Rank

Player

GP

G

A

+/-

SOG

PPP

BKS

Fantasy

Points

16

Seth Jones

75

9

37

1

184

10

133

523

17

Alex Pietrangelo

71

13

28

2

168

15

139

508

18

Ryan Ellis

82

7

34

21

149

5

154

506


Pietrangelo is firmly ranked in the top 20 defensemen, and it’s probably right where he should be.  If he’s able to play a full season in 2019-20 and get back to the 50-point mark, he should easily be in the top 15 in formats such as this.

If we take a look at Pietrangelo’s quarterly breakdown from this season we can see some interesting discrepancies from the first half to the second half:
 

2018-19

Quarter

GP

 

G

A

PTS

SOG

PPP

PPTOI

TOI

1

18

3

4

7

39

1

2:15

24:02

2

10

2

4

6

25

2

2:04

23:03

3

23

4

10

14

51

5

2:11

22:10

4

20

4

10

14

53

7

22:15

24:14


Table courtesy of Dobber’s Frozen Tools (https://frozenpool.dobbersports.com/players/alex-pietrangelo)
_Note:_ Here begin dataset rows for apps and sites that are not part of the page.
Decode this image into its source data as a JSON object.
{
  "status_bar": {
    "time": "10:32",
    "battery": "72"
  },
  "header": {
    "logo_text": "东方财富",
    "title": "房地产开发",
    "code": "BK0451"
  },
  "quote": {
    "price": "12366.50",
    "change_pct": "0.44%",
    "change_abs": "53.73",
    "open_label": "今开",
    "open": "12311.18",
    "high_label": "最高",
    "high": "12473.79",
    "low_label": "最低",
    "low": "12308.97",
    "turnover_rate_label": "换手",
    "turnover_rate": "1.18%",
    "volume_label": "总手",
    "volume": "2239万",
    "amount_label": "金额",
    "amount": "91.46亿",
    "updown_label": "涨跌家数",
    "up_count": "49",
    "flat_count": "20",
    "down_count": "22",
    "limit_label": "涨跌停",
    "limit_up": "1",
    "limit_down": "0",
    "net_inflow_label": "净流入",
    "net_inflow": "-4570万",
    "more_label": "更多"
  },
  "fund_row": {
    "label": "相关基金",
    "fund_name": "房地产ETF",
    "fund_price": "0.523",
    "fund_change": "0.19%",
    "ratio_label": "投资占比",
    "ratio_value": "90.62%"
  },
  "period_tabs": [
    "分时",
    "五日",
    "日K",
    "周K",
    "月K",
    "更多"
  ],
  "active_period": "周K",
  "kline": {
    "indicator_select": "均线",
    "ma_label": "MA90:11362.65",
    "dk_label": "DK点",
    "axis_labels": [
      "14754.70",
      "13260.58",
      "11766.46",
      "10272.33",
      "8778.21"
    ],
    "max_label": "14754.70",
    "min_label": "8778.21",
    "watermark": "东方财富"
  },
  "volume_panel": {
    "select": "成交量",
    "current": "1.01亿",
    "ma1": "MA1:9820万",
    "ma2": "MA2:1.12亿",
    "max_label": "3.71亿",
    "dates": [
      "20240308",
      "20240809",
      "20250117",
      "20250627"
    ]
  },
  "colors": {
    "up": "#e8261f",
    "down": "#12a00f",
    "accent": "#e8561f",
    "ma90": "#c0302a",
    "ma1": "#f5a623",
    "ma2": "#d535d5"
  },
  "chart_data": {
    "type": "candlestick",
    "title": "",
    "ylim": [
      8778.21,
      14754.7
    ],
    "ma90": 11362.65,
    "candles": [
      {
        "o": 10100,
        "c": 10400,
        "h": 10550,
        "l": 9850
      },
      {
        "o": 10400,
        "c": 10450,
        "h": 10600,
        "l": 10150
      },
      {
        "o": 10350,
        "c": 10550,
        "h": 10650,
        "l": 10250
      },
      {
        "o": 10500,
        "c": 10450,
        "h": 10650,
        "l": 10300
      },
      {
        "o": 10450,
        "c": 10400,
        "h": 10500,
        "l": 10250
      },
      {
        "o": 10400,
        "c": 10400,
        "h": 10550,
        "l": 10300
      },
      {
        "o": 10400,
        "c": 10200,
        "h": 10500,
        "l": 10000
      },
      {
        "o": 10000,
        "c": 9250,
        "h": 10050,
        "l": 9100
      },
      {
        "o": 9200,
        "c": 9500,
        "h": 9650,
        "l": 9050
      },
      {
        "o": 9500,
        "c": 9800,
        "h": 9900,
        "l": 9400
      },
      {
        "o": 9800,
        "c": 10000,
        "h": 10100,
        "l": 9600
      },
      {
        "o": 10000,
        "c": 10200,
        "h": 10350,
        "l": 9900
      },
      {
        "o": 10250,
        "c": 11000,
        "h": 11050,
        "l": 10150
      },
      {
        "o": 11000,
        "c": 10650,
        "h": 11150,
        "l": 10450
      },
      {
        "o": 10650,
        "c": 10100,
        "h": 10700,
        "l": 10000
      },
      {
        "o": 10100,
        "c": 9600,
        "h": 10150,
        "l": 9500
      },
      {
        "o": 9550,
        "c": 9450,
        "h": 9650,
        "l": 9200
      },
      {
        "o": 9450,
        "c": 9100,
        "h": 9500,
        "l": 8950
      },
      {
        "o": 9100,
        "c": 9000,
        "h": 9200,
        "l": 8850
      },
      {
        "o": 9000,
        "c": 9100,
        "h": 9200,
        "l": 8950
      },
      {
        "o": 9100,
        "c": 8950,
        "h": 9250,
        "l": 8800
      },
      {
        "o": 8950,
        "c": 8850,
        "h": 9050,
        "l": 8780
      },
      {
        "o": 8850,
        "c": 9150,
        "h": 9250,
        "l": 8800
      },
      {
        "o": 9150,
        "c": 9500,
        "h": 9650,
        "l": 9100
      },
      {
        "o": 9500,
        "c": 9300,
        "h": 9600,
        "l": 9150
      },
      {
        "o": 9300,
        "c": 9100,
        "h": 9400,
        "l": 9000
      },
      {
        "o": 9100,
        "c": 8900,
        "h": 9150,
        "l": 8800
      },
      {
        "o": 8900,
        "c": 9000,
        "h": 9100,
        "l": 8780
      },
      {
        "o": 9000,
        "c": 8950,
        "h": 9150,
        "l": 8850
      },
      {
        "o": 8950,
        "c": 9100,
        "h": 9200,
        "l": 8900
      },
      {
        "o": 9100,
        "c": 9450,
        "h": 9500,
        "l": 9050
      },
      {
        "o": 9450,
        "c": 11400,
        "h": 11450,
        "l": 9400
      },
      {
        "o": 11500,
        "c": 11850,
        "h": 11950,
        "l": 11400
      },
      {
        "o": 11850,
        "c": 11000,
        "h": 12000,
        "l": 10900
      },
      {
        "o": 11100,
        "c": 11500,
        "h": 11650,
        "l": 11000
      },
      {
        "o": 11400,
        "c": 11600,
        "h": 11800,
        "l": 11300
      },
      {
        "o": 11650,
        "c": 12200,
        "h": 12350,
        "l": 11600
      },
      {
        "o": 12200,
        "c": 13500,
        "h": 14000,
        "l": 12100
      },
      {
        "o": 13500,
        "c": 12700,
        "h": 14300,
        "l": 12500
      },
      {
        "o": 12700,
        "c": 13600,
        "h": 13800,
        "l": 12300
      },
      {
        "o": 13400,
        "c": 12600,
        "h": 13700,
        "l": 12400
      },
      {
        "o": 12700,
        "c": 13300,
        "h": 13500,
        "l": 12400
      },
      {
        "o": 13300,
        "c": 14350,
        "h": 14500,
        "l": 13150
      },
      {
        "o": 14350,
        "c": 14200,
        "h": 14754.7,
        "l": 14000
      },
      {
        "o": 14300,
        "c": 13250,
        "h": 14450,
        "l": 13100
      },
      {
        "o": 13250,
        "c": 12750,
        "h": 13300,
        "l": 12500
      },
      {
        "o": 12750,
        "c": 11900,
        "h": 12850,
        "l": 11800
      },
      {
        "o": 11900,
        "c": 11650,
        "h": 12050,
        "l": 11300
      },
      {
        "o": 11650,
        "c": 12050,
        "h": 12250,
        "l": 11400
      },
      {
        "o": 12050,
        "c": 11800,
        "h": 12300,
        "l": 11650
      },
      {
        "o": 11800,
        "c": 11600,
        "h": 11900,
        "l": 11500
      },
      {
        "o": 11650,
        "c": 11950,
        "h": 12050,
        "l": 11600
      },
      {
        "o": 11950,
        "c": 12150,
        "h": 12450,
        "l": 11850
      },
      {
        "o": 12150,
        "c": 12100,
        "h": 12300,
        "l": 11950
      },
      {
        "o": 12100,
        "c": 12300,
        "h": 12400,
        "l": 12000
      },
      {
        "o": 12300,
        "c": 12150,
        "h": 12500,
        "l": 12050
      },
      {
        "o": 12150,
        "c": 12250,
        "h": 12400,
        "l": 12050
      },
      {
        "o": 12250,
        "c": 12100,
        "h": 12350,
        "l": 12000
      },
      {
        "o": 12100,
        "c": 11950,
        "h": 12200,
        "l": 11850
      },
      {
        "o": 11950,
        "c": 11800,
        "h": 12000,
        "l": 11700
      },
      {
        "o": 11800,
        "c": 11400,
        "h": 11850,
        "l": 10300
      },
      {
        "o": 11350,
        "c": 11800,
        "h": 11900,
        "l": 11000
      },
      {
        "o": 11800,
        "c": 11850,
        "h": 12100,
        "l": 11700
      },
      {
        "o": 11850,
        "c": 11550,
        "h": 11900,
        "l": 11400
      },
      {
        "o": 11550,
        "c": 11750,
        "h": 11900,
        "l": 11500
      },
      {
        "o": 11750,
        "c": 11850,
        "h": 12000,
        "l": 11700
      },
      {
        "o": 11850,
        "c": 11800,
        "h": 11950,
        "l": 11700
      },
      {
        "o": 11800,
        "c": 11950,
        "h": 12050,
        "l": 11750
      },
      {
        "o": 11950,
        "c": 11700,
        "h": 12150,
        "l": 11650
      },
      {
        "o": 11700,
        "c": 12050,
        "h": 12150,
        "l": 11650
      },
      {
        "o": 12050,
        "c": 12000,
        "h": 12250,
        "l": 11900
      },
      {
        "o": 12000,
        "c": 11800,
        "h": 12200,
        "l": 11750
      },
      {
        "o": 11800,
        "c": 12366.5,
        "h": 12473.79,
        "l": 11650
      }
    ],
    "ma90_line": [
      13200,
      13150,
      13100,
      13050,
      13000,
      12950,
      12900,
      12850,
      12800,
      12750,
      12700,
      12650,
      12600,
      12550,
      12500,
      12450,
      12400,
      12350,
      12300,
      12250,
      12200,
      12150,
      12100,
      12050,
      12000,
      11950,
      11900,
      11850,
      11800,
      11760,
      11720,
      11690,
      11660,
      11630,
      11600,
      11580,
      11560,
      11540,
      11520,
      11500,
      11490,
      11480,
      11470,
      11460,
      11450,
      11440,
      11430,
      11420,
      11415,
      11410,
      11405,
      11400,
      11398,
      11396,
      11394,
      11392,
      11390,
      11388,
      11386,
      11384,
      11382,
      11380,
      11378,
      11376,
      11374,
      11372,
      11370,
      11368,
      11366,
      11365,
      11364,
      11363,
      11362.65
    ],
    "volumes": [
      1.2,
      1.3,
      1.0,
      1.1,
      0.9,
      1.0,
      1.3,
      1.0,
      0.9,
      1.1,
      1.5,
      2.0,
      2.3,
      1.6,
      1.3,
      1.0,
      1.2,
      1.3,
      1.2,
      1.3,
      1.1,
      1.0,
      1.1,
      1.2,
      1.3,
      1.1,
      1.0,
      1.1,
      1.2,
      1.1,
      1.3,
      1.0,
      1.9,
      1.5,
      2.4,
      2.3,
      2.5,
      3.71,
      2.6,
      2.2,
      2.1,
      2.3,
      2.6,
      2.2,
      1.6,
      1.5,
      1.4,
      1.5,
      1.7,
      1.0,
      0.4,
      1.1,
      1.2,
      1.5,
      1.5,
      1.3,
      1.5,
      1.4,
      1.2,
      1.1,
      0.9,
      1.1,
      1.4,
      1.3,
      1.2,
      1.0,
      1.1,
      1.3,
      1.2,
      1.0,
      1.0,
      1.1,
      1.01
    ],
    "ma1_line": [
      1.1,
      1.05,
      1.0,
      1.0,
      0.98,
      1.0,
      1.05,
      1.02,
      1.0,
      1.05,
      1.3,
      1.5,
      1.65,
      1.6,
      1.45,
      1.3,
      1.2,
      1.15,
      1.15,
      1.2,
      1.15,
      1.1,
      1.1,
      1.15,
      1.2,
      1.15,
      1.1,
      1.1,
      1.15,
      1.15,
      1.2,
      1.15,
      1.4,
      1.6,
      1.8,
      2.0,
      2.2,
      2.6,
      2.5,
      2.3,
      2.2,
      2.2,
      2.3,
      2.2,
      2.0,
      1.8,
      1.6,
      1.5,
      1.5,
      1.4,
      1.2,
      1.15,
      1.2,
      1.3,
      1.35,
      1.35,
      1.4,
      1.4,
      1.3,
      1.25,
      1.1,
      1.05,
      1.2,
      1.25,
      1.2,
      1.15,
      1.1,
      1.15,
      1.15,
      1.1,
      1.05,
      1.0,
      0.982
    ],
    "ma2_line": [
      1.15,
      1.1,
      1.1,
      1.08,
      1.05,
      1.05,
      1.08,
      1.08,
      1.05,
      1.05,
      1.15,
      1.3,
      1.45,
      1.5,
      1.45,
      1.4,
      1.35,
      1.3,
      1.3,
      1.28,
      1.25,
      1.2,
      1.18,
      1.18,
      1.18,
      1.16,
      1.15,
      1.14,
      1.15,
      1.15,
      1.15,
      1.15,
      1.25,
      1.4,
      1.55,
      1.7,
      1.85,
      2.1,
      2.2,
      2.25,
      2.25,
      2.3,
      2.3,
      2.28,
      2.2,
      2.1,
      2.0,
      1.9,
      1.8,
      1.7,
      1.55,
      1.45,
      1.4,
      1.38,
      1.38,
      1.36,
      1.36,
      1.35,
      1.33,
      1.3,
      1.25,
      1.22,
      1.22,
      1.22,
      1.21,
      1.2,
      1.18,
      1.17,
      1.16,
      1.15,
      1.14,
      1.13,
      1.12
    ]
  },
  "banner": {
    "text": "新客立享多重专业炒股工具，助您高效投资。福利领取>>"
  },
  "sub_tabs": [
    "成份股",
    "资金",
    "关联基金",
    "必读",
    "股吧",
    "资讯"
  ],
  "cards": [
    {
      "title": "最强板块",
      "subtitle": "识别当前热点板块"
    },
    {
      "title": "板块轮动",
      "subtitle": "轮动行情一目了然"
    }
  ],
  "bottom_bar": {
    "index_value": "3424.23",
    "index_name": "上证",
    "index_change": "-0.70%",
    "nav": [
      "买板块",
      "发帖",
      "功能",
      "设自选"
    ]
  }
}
Pietrangelo’s numbers tell essentially the same story as the St. Louis Blues glorious/Gloria second-half turnaround that led them to the promised land.

Pietrangelo benefitted from the improved power play as well as all the increased forward scoring that the Blues displayed after Christmas.  He paced for 54 points in the final 43 games versus pacing for 38 points in the first 28 games of the season. 

Pietrangelo saw 56% of his team’s power-play time this season and 54% of the team’s power-play time during the post season.

The next closest Blues’ defensemen was Vince Dunn who saw 45.1% of the team’s power-play time during the regular season but fell to 34.6% in the playoffs.

The always lurking and emerging Colton Parayko saw 27% of the team’s power-play time during the regular season and improved slightly to 32.1% during the postseason.  Parayko was an admitted beast this post season.

That number one spot on the power play is extremely important to the fantasy value of the Blues’ defensemen that owns the position next year. 

The numbers here don’t lie. As good as Parayko was in the post season, Pietrangelo averaged more time on ice and more power-play time. 

When in doubt with these things, just follow the money.  Parayko is slated to make $5.5 million next season versus Pietrangelo’s $6.5 million with a bigger contract coming for Pietrangelo the following year. 

Dunn was also offensively great at times during the season, but it won’t matter barring injuries.

Pietrangelo is a proven 50-point defensemen and was the man the Blues leaned on the heaviest when it meant the most.  He will almost certainly be the power-play quarterback next year for the Blues.

The St. Louis Blues on paper should have been closer to the second half team that we saw than the first half team.  We can likely expect them to be in the playoff mix for the entirety of next season.

This should translate to business as usual for Pietrangelo.  Draft him next season as a 45-50 point defensemen with confidence and expect great peripherals. At only 29 years old, there should be plenty of petrol left in the tank.